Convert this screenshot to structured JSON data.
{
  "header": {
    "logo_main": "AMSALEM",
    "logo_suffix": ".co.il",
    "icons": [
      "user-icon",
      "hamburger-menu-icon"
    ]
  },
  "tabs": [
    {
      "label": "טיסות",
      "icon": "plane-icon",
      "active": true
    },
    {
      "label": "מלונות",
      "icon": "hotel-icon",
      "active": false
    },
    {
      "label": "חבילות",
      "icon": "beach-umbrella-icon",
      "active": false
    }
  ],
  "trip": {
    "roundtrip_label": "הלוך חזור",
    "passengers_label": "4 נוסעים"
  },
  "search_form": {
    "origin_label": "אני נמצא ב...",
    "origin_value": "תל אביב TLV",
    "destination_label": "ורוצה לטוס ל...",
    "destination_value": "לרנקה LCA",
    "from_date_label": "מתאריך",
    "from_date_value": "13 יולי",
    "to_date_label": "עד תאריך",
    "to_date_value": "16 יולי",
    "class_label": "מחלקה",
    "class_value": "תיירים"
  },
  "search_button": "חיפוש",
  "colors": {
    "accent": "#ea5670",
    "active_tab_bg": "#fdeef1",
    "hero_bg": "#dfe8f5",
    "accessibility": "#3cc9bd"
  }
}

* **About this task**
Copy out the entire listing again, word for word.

* **Answer for the task**
Convert this screenshot to structured JSON data.
{
  "header": {
    "logo_main": "AMSALEM",
    "logo_suffix": ".co.il",
    "icons": [
      "user-icon",
      "hamburger-menu-icon"
    ]
  },
  "tabs": [
    {
      "label": "טיסות",
      "icon": "plane-icon",
      "active": true
    },
    {
      "label": "מלונות",
      "icon": "hotel-icon",
      "active": false
    },
    {
      "label": "חבילות",
      "icon": "beach-umbrella-icon",
      "active": false
    }
  ],
  "trip": {
    "roundtrip_label": "הלוך חזור",
    "passengers_label": "4 נוסעים"
  },
  "search_form": {
    "origin_label": "אני נמצא ב...",
    "origin_value": "תל אביב TLV",
    "destination_label": "ורוצה לטוס ל...",
    "destination_value": "לרנקה LCA",
    "from_date_label": "מתאריך",
    "from_date_value": "13 יולי",
    "to_date_label": "עד תאריך",
    "to_date_value": "16 יולי",
    "class_label": "מחלקה",
    "class_value": "תיירים"
  },
  "search_button": "חיפוש",
  "colors": {
    "accent": "#ea5670",
    "active_tab_bg": "#fdeef1",
    "hero_bg": "#dfe8f5",
    "accessibility": "#3cc9bd"
  }
}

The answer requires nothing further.